The Twelve Years Truce offers a collection of essays by leading specialists on the diplomatic and legal history of the Antwerp Truce of 1609. The first part covers the negotiation process leading up to the Truce. The second part collects essays on the consequences of the Truce on the state of war. In the third part, the consequences of the Truce for the sovereignty of the Northern and Southern Netherlands as well as it wider significance for the changing laws of war and peace of the age are scrutinised.

Well-Connected Domains

Towards an Entangled Ottoman History


Edited by Pascal Firges, Tobias Graf, Christian Roth and Gülay Tulasoğlu

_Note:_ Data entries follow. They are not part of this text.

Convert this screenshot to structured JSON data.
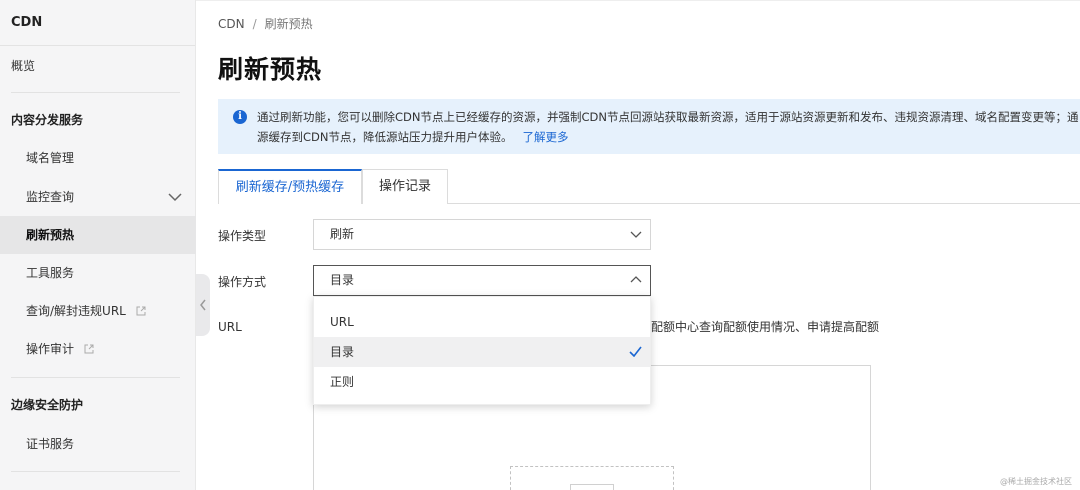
{
  "sidebar": {
    "title": "CDN",
    "overview": "概览",
    "group1": "内容分发服务",
    "items": {
      "domain": "域名管理",
      "monitor": "监控查询",
      "refresh": "刷新预热",
      "tools": "工具服务",
      "url_block": "查询/解封违规URL",
      "audit": "操作审计"
    },
    "group2": "边缘安全防护",
    "cert": "证书服务"
  },
  "breadcrumb": {
    "root": "CDN",
    "separator": "/",
    "current": "刷新预热"
  },
  "page_title": "刷新预热",
  "alert": {
    "line1": "通过刷新功能，您可以删除CDN节点上已经缓存的资源，并强制CDN节点回源站获取最新资源，适用于源站资源更新和发布、违规资源清理、域名配置变更等；通",
    "line2": "源缓存到CDN节点，降低源站压力提升用户体验。",
    "link": "了解更多"
  },
  "tabs": {
    "active": "刷新缓存/预热缓存",
    "other": "操作记录"
  },
  "form": {
    "op_type_label": "操作类型",
    "op_type_value": "刷新",
    "op_method_label": "操作方式",
    "op_method_value": "目录",
    "url_label": "URL",
    "hint": "配额中心查询配额使用情况、申请提高配额"
  },
  "dropdown": {
    "options": [
      "URL",
      "目录",
      "正则"
    ],
    "selected": "目录"
  },
  "watermark": "@稀土掘金技术社区",
  "colors": {
    "accent": "#1a66d2",
    "alert_bg": "#e6f1fc",
    "sidebar_bg": "#f5f5f6"
  }
}
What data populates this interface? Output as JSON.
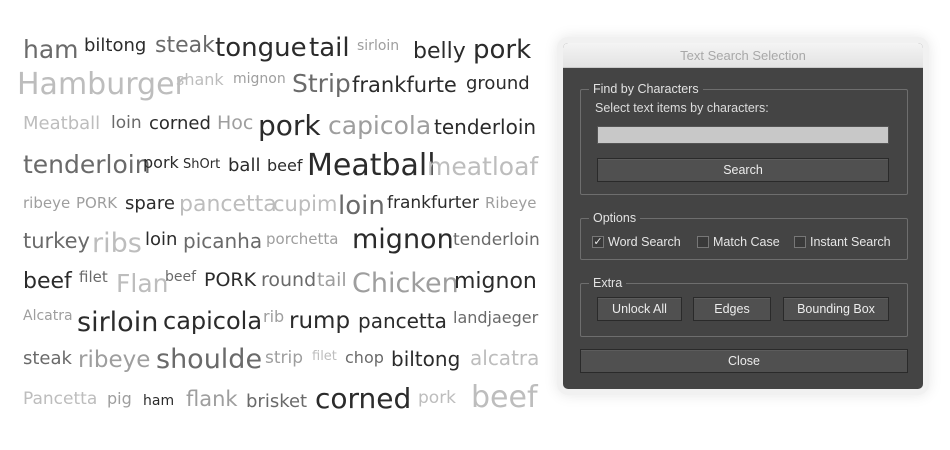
{
  "word_cloud": {
    "words": [
      "ham",
      "biltong",
      "steak",
      "tongue",
      "tail",
      "sirloin",
      "belly",
      "pork",
      "Hamburger",
      "shank",
      "mignon",
      "Strip",
      "frankfurte",
      "ground",
      "Meatball",
      "loin",
      "corned",
      "Hoc",
      "pork",
      "capicola",
      "tenderloin",
      "tenderloin",
      "pork",
      "ShOrt",
      "ball",
      "beef",
      "Meatball",
      "meatloaf",
      "ribeye",
      "PORK",
      "spare",
      "pancetta",
      "cupim",
      "loin",
      "frankfurter",
      "Ribeye",
      "turkey",
      "ribs",
      "loin",
      "picanha",
      "porchetta",
      "mignon",
      "tenderloin",
      "beef",
      "filet",
      "Flan",
      "beef",
      "PORK",
      "round",
      "tail",
      "Chicken",
      "mignon",
      "Alcatra",
      "sirloin",
      "capicola",
      "rib",
      "rump",
      "pancetta",
      "landjaeger",
      "steak",
      "ribeye",
      "shoulde",
      "strip",
      "filet",
      "chop",
      "biltong",
      "alcatra",
      "Pancetta",
      "pig",
      "ham",
      "flank",
      "brisket",
      "corned",
      "pork",
      "beef"
    ]
  },
  "dialog": {
    "title": "Text Search Selection",
    "find_group": {
      "legend": "Find by Characters",
      "instruction": "Select text items by characters:",
      "input_value": "",
      "search_label": "Search"
    },
    "options_group": {
      "legend": "Options",
      "word_search": {
        "label": "Word Search",
        "checked": true,
        "mark": "✓"
      },
      "match_case": {
        "label": "Match Case",
        "checked": false
      },
      "instant_search": {
        "label": "Instant Search",
        "checked": false
      }
    },
    "extra_group": {
      "legend": "Extra",
      "unlock_all_label": "Unlock All",
      "edges_label": "Edges",
      "bounding_box_label": "Bounding Box"
    },
    "close_label": "Close"
  }
}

Well-Connected Domains offers a fresh perspective on the history of the Ottoman Empire as deeply connected to the world beyond its borders by way of trade, warfare and diplomacy, as much as intellectual exchanges, migration, and personal relations.
While for decades the Ottoman Empire has been portrayed as largely aloof and distant from - as well as disinterested in - developments abroad, this collection of essays edited by Pascal W. Firges, Tobias P. Graf, Christian Roth, and Gülay Tulasoğlu highlights the deep entanglement between the Ottoman realm and its European neighbors. Taking their starting points from individual case studies, the contributions offer novel interpretations of a variety of aspects of Ottoman history as well as new impulses for future research.

Contributors are: Sotirios Dimitriadis, Suraiya N. Faroqhi, Maximilian Hartmuth, Gábor Kármán, Aylin Koçunyan, Viorel Panaite, Nur Sobers-Khan, Michael Talbot, and Joshua M. White

Six Centuries of Criminal Law

History of Criminal Law in the Southern Netherlands and Belgium (1400-2000)


Jos Monballyu

The first overview of the history of criminal law in the area that is currently within the territory of Belgium. Jos Monballyu treats both the sources of criminal law, the different judicial bodies that dealt with criminal issues, the general characteristics of the offences, the manifestations of the offences, the different punishments and their functions, the administration of criminal justice and, finally, some offences and their punishments in particular, namely suicide, witchcraft and press offences. All of these subjects are treated in such a manner that they can immediately be compared with the contents of similar standard works concerning the history of criminal justice in other countries.


Spencer Dimmock

Incorporating original archival research and a series of critiques of recent accounts of economic development in pre-modern England, in The Origin of Capitalism in England, 1400-1600, Spencer Dimmock has produced a challenging and multi-layered account of a historical rupture in English feudal society which led to the first sustained transition to agrarian capitalism and consequent industrial revolution.

Genuinely integrating political, social and economic themes, Spencer Dimmock views capitalism broadly as a form of society rather than narrowly as an economic system. He firmly locates its beginnings with conflicting social agencies in a closely defined historical context rather than with evolutionary and transhistorical commercial developments, and will thus stimulate a thorough reappraisal of current orthodoxies on the transition to capitalism.